● **Exercise details**
Report every line of the entries that contains the word "ipsum".

Stored data:
========

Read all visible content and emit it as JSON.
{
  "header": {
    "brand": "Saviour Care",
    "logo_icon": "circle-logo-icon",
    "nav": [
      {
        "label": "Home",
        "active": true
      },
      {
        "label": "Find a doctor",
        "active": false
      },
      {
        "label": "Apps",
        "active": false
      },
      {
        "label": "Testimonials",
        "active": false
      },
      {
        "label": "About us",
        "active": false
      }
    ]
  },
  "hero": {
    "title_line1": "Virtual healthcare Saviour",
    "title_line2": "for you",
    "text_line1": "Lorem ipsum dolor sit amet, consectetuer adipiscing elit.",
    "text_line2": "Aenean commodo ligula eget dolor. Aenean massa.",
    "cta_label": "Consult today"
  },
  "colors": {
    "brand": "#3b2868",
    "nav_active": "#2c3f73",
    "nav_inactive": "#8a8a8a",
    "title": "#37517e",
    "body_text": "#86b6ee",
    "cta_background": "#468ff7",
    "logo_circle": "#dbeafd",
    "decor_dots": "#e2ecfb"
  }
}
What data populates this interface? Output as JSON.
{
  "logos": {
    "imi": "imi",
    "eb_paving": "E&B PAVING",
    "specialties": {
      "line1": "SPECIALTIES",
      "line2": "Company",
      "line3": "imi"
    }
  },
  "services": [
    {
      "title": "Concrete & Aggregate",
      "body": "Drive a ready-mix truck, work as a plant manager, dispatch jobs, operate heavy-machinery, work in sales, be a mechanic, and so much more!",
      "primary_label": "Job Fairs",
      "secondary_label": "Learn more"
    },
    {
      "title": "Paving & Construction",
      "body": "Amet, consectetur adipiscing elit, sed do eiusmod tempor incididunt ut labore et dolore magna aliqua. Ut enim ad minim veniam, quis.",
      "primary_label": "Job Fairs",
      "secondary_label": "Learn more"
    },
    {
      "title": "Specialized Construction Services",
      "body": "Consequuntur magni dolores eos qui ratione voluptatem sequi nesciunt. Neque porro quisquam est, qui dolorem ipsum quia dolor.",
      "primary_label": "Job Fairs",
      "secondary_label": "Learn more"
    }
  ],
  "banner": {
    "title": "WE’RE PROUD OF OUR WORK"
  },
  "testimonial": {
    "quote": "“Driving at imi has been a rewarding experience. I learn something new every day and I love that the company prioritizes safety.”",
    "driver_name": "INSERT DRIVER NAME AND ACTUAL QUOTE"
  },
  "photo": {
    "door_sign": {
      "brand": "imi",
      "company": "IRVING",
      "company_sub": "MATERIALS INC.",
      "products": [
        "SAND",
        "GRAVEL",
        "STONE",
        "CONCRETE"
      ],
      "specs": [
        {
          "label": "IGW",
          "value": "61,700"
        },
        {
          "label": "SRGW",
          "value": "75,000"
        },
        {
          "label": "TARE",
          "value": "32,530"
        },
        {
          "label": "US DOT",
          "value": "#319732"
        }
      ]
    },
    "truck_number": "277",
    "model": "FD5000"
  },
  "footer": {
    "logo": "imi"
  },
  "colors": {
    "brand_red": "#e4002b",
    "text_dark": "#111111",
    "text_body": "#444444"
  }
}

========

● **Result of this exercise**
    "text_line1": "Lorem ipsum dolor sit amet, consectetuer adipiscing elit.",
      "body": "Consequuntur magni dolores eos qui ratione voluptatem sequi nesciunt. Neque porro quisquam est, qui dolorem ipsum quia dolor.",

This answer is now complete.